Context: Cutpoints can be used as a threshold for screening symptom(s) that warrant intervention(s) and for monitoring patients’ responses to these interventions. Objectives: In a sample of oncology patients undergoing chemotherapy, study purposes were to determine the optimal cutpoints for low, moderate, and high symptom burden and determine if these cutpoints distinguished among the symptom groups in any demographic, clinical, and stress characteristics, as well as QOL outcomes. Methods: Total of 1329 patients completed a modified version of the Memorial Symptom Assessment Scale (38 symptoms). Using the methodology of Serlin and colleagues, cutpoints were created using symptom occurrence rates and cancer-specific quality of life (QOL) scores. Cutpoints were validated using measures of stress and resilience and a generic measure of QOL (i.e., Medical Outcomes Study Short Form 12 (SF-12)). Results: Of the 25 possible cutpoints evaluated, the optimal cutpoint, with the largest between category F statistic, was CP8,15 (Low = 0–8, Moderate = 9–15, High = 16–38 symptoms). Percentage of patients in the Low, Moderate, and High cutpoint groups were 25.3%, 36.3%, and 38.4%, respectively. Significant differences were found among the symptom burden groups in global, cancer-specific, and cumulative life stress (i.e., Low < Moderate < High) and resilience and SF-12 (i.e., Low > Moderate > High) scores. Conclusion: Our findings provide evidence for clinically meaningful cutpoints that can be used to guide symptom assessment and management. These cutpoints may be used to establish alert thresholds for electronic monitoring of symptoms in oncology patients.
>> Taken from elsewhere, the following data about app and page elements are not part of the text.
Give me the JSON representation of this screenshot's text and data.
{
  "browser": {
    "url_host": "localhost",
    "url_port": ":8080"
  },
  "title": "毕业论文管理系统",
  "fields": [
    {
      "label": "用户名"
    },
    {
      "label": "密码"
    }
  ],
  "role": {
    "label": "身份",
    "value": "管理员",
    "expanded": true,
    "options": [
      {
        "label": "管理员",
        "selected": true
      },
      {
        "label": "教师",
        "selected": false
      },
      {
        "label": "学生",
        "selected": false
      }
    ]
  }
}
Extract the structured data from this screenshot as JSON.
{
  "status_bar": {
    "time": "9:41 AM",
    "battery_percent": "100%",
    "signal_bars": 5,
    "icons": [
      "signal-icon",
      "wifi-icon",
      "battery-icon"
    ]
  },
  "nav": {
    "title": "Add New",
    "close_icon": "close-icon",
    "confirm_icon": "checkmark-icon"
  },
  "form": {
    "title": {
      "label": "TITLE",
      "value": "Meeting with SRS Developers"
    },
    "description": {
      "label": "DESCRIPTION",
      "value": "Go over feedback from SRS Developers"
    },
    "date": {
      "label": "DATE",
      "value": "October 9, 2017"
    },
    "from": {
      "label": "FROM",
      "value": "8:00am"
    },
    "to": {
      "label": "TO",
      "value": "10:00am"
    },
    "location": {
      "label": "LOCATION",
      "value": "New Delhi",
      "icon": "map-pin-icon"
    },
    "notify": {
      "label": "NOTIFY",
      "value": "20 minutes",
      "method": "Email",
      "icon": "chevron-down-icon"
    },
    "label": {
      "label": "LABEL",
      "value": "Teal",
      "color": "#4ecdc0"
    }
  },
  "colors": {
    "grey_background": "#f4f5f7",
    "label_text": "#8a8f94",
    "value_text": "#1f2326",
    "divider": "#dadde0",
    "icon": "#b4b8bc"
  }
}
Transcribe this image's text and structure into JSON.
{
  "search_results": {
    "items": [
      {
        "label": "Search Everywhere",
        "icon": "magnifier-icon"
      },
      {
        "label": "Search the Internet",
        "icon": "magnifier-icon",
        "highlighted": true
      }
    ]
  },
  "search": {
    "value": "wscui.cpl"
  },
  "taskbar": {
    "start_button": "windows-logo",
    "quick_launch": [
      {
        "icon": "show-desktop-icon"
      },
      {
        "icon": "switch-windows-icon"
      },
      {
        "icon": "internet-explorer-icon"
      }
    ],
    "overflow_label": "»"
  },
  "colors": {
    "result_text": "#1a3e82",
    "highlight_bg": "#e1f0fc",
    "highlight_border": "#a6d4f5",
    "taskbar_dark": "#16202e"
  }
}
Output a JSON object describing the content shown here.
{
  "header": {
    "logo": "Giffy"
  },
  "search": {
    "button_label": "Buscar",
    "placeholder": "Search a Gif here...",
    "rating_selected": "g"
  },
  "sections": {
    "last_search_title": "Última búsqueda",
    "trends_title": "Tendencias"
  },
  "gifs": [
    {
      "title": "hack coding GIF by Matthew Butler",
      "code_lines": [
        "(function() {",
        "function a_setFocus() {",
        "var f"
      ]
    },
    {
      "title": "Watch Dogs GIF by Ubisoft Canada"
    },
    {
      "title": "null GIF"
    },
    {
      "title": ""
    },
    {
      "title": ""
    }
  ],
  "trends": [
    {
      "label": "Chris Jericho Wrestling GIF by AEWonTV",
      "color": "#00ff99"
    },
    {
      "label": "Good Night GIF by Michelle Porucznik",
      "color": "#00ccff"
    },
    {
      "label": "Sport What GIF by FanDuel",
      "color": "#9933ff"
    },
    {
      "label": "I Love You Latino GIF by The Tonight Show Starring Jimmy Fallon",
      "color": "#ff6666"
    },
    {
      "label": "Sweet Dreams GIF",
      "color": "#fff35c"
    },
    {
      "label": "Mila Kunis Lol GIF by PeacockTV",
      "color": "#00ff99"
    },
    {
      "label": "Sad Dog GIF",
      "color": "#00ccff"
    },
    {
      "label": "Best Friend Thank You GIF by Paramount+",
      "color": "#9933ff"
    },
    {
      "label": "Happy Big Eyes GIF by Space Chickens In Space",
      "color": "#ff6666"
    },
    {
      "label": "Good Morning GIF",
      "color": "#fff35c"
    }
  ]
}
- Symptom burden
ASJC Scopus subject areas
- Clinical Neurology
- Anesthesiology and Pain Medicine